**Task goal:**
Among the records, which lines hold the word "time"? Pick them out.

++++++++++

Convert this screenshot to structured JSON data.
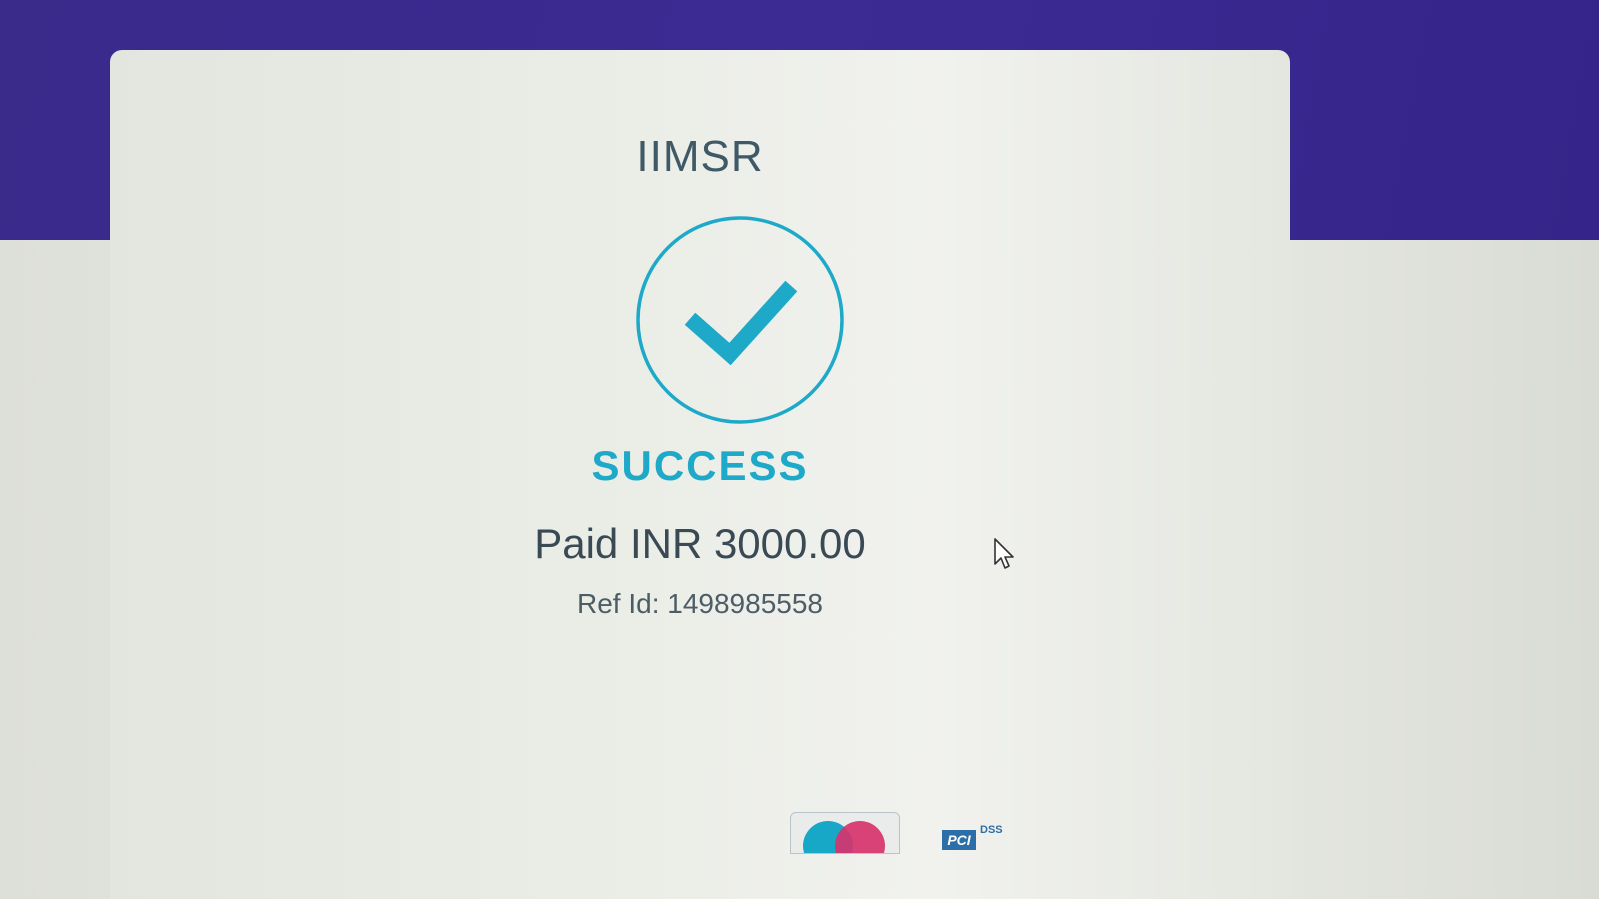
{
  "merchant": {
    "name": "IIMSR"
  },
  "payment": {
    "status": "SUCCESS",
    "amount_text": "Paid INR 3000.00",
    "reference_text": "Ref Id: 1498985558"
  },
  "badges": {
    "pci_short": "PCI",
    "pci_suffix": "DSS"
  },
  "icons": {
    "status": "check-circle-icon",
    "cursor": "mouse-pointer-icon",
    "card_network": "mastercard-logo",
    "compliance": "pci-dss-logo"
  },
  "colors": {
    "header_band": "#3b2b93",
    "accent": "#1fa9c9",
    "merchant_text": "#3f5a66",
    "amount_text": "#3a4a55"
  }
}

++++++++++

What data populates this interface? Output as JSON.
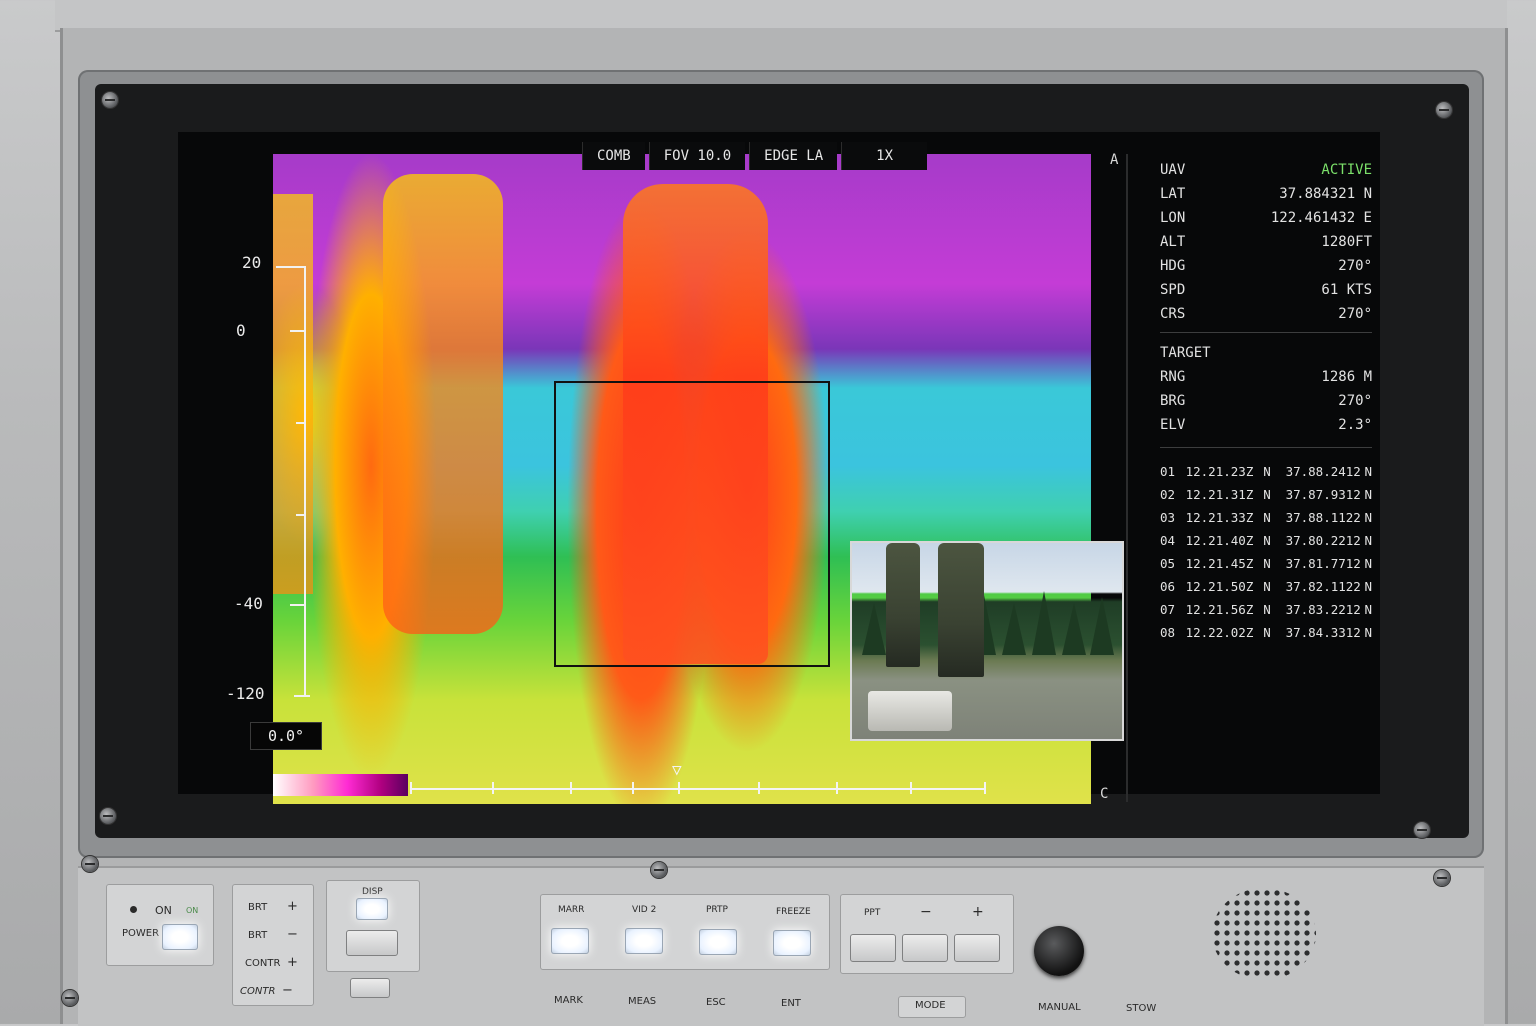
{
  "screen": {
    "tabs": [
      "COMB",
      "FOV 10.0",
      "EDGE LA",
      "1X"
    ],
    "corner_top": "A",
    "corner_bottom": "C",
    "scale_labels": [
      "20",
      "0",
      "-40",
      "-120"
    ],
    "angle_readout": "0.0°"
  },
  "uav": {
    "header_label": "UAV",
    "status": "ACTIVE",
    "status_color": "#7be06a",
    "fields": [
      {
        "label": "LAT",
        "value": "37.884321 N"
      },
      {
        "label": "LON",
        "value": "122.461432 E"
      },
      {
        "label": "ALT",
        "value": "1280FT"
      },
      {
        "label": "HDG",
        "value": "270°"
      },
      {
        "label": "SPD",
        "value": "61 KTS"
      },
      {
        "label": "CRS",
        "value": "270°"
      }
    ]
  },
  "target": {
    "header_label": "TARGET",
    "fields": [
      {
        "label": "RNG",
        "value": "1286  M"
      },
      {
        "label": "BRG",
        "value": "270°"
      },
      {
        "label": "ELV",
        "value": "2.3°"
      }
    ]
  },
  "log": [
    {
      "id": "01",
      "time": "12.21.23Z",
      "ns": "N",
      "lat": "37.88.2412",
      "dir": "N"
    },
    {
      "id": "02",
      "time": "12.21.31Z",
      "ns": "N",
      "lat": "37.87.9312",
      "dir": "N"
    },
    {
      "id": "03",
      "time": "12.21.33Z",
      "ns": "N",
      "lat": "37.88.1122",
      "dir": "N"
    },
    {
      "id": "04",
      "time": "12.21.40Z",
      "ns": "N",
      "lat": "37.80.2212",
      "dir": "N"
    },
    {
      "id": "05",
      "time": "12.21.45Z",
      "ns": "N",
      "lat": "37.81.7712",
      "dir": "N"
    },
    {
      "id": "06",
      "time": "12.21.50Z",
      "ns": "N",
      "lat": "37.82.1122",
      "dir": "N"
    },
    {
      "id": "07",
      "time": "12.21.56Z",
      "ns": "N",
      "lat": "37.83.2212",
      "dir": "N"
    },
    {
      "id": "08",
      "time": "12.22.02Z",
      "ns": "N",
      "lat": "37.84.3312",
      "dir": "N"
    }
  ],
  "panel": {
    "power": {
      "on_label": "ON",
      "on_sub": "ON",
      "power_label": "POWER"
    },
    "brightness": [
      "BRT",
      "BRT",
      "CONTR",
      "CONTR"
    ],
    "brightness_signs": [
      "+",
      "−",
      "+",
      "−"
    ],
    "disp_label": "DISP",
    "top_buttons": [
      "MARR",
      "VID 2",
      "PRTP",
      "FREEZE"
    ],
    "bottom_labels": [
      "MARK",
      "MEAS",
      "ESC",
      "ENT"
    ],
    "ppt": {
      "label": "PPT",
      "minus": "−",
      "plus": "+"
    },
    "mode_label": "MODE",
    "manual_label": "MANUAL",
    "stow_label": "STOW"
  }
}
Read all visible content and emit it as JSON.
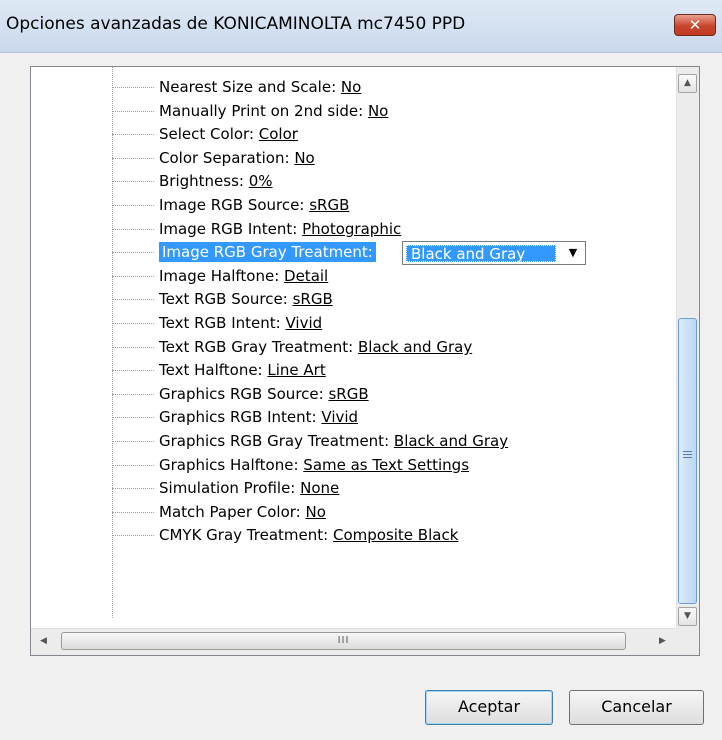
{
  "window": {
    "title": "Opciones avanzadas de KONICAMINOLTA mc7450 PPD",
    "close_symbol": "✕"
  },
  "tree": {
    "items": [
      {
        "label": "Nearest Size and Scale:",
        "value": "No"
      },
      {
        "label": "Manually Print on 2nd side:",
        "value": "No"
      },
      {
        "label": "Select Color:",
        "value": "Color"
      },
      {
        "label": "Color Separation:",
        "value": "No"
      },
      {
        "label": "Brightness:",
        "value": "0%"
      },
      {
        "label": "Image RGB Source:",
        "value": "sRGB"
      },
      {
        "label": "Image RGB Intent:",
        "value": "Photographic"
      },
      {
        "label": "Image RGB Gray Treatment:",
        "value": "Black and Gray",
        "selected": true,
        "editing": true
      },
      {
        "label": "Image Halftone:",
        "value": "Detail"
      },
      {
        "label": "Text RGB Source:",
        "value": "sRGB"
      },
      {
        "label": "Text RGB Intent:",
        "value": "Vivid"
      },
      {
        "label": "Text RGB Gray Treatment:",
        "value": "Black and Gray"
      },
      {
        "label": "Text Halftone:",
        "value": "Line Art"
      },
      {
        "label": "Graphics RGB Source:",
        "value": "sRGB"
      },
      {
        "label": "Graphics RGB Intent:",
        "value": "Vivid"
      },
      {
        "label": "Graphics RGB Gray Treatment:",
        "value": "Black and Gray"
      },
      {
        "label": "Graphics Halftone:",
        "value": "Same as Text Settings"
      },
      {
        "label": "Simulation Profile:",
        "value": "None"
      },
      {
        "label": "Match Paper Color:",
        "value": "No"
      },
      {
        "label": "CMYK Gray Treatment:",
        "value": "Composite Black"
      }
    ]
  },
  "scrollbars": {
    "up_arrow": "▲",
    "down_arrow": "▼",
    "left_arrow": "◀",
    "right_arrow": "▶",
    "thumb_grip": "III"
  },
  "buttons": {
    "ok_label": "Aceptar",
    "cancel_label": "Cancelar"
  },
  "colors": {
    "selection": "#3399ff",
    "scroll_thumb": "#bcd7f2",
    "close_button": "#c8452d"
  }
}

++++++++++

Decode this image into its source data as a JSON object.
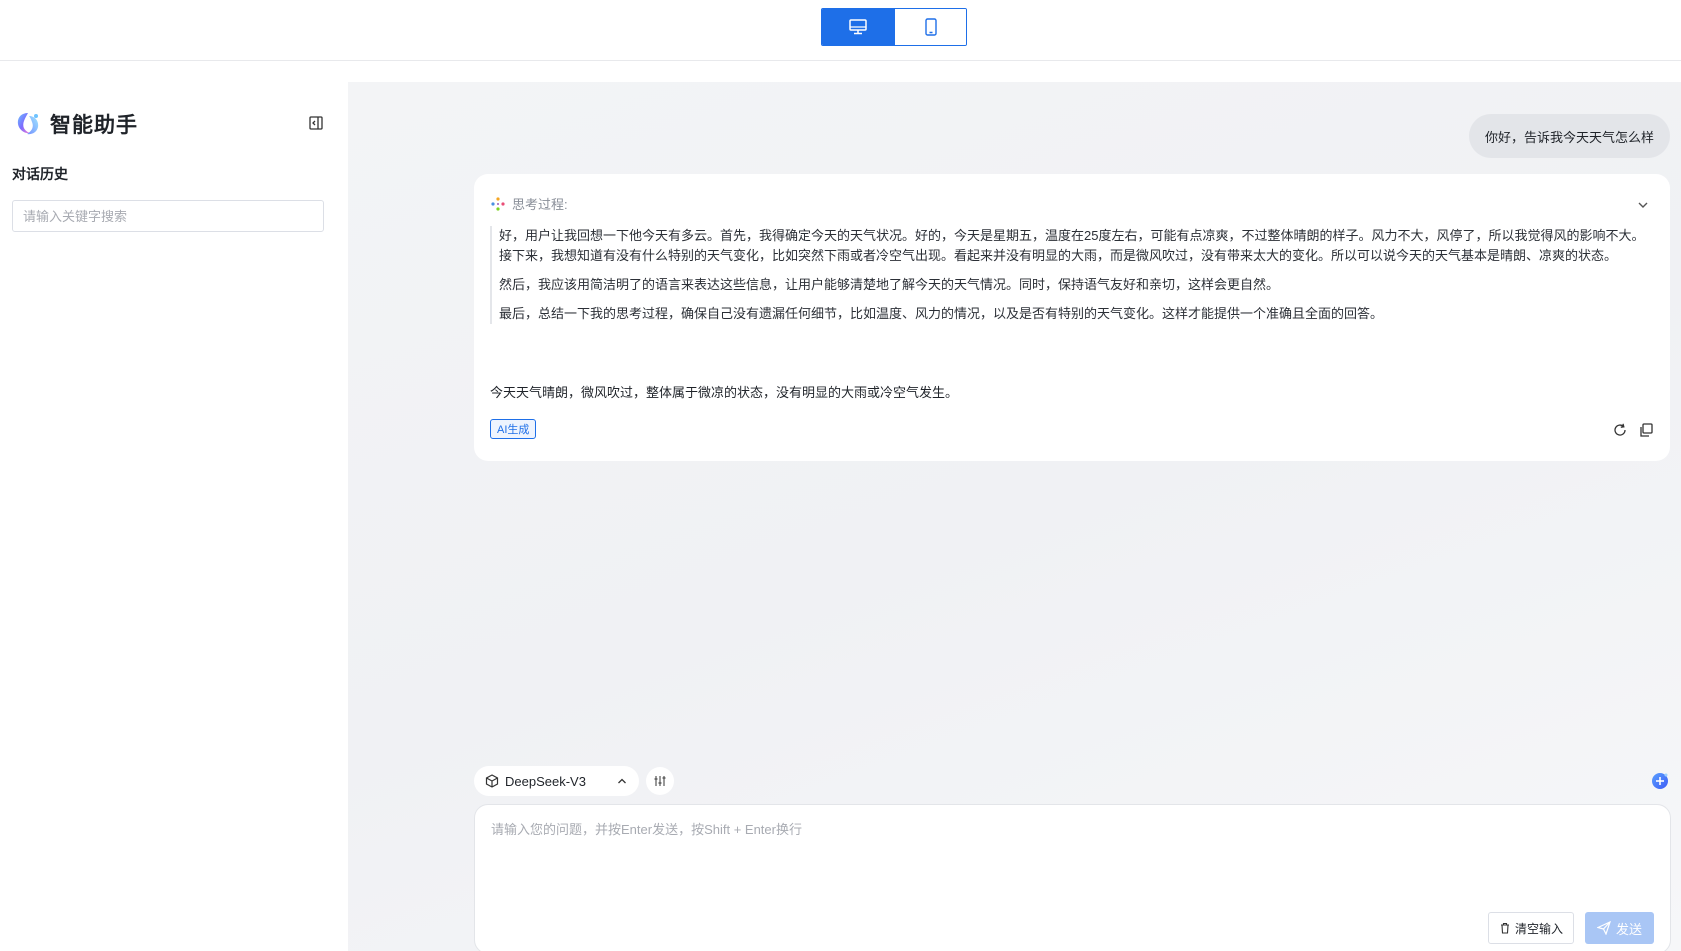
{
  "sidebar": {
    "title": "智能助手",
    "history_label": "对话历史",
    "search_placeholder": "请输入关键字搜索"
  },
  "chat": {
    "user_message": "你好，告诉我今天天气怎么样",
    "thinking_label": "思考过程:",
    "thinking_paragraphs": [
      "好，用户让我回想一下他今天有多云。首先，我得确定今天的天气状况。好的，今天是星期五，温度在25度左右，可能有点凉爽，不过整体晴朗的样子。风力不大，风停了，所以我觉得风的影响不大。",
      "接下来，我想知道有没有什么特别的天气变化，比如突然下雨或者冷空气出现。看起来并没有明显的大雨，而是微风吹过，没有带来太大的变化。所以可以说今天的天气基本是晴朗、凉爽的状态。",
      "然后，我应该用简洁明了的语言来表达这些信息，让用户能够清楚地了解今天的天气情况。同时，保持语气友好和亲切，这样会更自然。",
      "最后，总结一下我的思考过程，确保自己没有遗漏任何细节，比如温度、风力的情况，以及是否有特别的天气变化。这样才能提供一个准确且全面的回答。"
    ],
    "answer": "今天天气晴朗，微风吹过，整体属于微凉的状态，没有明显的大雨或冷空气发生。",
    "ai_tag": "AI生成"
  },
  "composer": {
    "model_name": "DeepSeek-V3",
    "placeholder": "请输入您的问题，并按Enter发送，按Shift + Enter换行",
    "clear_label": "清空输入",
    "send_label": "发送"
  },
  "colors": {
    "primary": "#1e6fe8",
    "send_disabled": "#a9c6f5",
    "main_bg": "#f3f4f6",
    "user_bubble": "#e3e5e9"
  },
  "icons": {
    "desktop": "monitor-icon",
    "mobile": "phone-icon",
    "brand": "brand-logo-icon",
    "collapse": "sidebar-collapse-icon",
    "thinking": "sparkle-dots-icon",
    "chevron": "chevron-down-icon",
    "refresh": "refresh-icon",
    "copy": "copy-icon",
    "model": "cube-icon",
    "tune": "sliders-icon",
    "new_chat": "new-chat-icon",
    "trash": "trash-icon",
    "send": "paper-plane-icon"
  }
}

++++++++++

**Written answer:**
      "time": "12.21.23Z",
      "time": "12.21.31Z",
      "time": "12.21.33Z",
      "time": "12.21.40Z",
      "time": "12.21.45Z",
      "time": "12.21.50Z",
      "time": "12.21.56Z",
      "time": "12.22.02Z",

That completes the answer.